Top of Records for the exercise

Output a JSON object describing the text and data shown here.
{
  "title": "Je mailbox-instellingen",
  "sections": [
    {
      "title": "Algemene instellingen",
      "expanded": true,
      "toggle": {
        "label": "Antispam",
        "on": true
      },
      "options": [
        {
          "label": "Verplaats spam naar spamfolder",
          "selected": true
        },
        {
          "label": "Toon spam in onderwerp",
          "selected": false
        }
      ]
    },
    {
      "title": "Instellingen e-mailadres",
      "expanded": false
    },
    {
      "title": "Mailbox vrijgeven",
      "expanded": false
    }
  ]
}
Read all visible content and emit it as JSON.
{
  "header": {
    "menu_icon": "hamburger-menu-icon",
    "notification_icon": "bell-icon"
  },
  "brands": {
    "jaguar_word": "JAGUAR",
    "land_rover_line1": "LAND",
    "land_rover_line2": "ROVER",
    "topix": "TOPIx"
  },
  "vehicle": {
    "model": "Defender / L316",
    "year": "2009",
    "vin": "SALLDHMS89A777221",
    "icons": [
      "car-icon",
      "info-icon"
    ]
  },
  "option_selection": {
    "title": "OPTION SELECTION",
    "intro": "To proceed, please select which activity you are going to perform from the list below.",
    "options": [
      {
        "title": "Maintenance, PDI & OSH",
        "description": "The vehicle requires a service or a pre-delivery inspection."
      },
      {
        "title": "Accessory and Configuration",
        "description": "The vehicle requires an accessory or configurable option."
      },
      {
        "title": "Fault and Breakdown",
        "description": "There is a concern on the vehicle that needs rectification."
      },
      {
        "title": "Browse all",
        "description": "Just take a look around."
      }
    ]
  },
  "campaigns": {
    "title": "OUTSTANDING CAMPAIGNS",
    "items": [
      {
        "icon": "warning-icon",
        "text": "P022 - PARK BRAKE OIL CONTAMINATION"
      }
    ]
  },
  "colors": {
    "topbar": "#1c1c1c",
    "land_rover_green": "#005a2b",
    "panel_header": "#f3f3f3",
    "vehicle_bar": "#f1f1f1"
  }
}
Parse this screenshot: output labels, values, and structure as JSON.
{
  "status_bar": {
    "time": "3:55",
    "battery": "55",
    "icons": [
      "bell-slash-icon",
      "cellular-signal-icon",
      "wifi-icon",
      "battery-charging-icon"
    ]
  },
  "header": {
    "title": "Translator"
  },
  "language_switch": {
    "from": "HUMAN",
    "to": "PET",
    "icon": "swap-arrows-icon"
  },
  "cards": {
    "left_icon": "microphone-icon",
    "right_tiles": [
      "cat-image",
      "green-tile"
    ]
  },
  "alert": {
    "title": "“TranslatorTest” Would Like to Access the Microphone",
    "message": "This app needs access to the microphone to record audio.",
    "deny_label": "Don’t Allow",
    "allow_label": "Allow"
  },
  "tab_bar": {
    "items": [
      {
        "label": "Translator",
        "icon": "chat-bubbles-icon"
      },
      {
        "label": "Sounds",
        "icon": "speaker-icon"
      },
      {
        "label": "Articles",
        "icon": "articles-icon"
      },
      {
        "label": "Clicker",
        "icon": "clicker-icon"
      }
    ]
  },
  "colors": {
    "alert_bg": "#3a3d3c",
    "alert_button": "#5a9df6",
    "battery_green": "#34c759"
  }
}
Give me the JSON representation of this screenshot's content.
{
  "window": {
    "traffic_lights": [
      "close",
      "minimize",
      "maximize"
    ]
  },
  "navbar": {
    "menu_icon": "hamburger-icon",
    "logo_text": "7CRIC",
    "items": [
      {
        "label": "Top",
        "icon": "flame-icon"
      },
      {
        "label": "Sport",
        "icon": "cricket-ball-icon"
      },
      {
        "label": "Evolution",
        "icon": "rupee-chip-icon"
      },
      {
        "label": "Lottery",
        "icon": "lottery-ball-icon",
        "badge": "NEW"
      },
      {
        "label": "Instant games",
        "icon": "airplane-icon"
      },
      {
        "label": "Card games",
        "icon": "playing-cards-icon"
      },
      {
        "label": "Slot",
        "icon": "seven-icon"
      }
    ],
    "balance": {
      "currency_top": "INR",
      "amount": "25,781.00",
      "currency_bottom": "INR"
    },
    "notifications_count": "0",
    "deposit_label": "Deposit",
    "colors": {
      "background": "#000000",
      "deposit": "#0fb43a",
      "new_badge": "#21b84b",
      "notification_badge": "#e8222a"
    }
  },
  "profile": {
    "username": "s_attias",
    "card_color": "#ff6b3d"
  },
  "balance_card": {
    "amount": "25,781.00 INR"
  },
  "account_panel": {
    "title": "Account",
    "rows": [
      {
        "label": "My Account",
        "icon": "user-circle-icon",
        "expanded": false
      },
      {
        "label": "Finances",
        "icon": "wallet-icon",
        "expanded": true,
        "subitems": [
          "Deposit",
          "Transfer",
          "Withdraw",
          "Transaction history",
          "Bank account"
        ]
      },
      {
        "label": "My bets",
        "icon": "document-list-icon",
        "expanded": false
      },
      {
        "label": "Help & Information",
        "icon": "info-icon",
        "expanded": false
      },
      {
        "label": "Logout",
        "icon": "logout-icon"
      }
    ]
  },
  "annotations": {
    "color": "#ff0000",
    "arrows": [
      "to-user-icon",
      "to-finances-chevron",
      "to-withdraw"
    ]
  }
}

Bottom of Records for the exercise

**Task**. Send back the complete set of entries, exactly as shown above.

**Task solution**.
Output a JSON object describing the text and data shown here.
{
  "title": "Je mailbox-instellingen",
  "sections": [
    {
      "title": "Algemene instellingen",
      "expanded": true,
      "toggle": {
        "label": "Antispam",
        "on": true
      },
      "options": [
        {
          "label": "Verplaats spam naar spamfolder",
          "selected": true
        },
        {
          "label": "Toon spam in onderwerp",
          "selected": false
        }
      ]
    },
    {
      "title": "Instellingen e-mailadres",
      "expanded": false
    },
    {
      "title": "Mailbox vrijgeven",
      "expanded": false
    }
  ]
}
Read all visible content and emit it as JSON.
{
  "header": {
    "menu_icon": "hamburger-menu-icon",
    "notification_icon": "bell-icon"
  },
  "brands": {
    "jaguar_word": "JAGUAR",
    "land_rover_line1": "LAND",
    "land_rover_line2": "ROVER",
    "topix": "TOPIx"
  },
  "vehicle": {
    "model": "Defender / L316",
    "year": "2009",
    "vin": "SALLDHMS89A777221",
    "icons": [
      "car-icon",
      "info-icon"
    ]
  },
  "option_selection": {
    "title": "OPTION SELECTION",
    "intro": "To proceed, please select which activity you are going to perform from the list below.",
    "options": [
      {
        "title": "Maintenance, PDI & OSH",
        "description": "The vehicle requires a service or a pre-delivery inspection."
      },
      {
        "title": "Accessory and Configuration",
        "description": "The vehicle requires an accessory or configurable option."
      },
      {
        "title": "Fault and Breakdown",
        "description": "There is a concern on the vehicle that needs rectification."
      },
      {
        "title": "Browse all",
        "description": "Just take a look around."
      }
    ]
  },
  "campaigns": {
    "title": "OUTSTANDING CAMPAIGNS",
    "items": [
      {
        "icon": "warning-icon",
        "text": "P022 - PARK BRAKE OIL CONTAMINATION"
      }
    ]
  },
  "colors": {
    "topbar": "#1c1c1c",
    "land_rover_green": "#005a2b",
    "panel_header": "#f3f3f3",
    "vehicle_bar": "#f1f1f1"
  }
}
Parse this screenshot: output labels, values, and structure as JSON.
{
  "status_bar": {
    "time": "3:55",
    "battery": "55",
    "icons": [
      "bell-slash-icon",
      "cellular-signal-icon",
      "wifi-icon",
      "battery-charging-icon"
    ]
  },
  "header": {
    "title": "Translator"
  },
  "language_switch": {
    "from": "HUMAN",
    "to": "PET",
    "icon": "swap-arrows-icon"
  },
  "cards": {
    "left_icon": "microphone-icon",
    "right_tiles": [
      "cat-image",
      "green-tile"
    ]
  },
  "alert": {
    "title": "“TranslatorTest” Would Like to Access the Microphone",
    "message": "This app needs access to the microphone to record audio.",
    "deny_label": "Don’t Allow",
    "allow_label": "Allow"
  },
  "tab_bar": {
    "items": [
      {
        "label": "Translator",
        "icon": "chat-bubbles-icon"
      },
      {
        "label": "Sounds",
        "icon": "speaker-icon"
      },
      {
        "label": "Articles",
        "icon": "articles-icon"
      },
      {
        "label": "Clicker",
        "icon": "clicker-icon"
      }
    ]
  },
  "colors": {
    "alert_bg": "#3a3d3c",
    "alert_button": "#5a9df6",
    "battery_green": "#34c759"
  }
}
Give me the JSON representation of this screenshot's content.
{
  "window": {
    "traffic_lights": [
      "close",
      "minimize",
      "maximize"
    ]
  },
  "navbar": {
    "menu_icon": "hamburger-icon",
    "logo_text": "7CRIC",
    "items": [
      {
        "label": "Top",
        "icon": "flame-icon"
      },
      {
        "label": "Sport",
        "icon": "cricket-ball-icon"
      },
      {
        "label": "Evolution",
        "icon": "rupee-chip-icon"
      },
      {
        "label": "Lottery",
        "icon": "lottery-ball-icon",
        "badge": "NEW"
      },
      {
        "label": "Instant games",
        "icon": "airplane-icon"
      },
      {
        "label": "Card games",
        "icon": "playing-cards-icon"
      },
      {
        "label": "Slot",
        "icon": "seven-icon"
      }
    ],
    "balance": {
      "currency_top": "INR",
      "amount": "25,781.00",
      "currency_bottom": "INR"
    },
    "notifications_count": "0",
    "deposit_label": "Deposit",
    "colors": {
      "background": "#000000",
      "deposit": "#0fb43a",
      "new_badge": "#21b84b",
      "notification_badge": "#e8222a"
    }
  },
  "profile": {
    "username": "s_attias",
    "card_color": "#ff6b3d"
  },
  "balance_card": {
    "amount": "25,781.00 INR"
  },
  "account_panel": {
    "title": "Account",
    "rows": [
      {
        "label": "My Account",
        "icon": "user-circle-icon",
        "expanded": false
      },
      {
        "label": "Finances",
        "icon": "wallet-icon",
        "expanded": true,
        "subitems": [
          "Deposit",
          "Transfer",
          "Withdraw",
          "Transaction history",
          "Bank account"
        ]
      },
      {
        "label": "My bets",
        "icon": "document-list-icon",
        "expanded": false
      },
      {
        "label": "Help & Information",
        "icon": "info-icon",
        "expanded": false
      },
      {
        "label": "Logout",
        "icon": "logout-icon"
      }
    ]
  },
  "annotations": {
    "color": "#ff0000",
    "arrows": [
      "to-user-icon",
      "to-finances-chevron",
      "to-withdraw"
    ]
  }
}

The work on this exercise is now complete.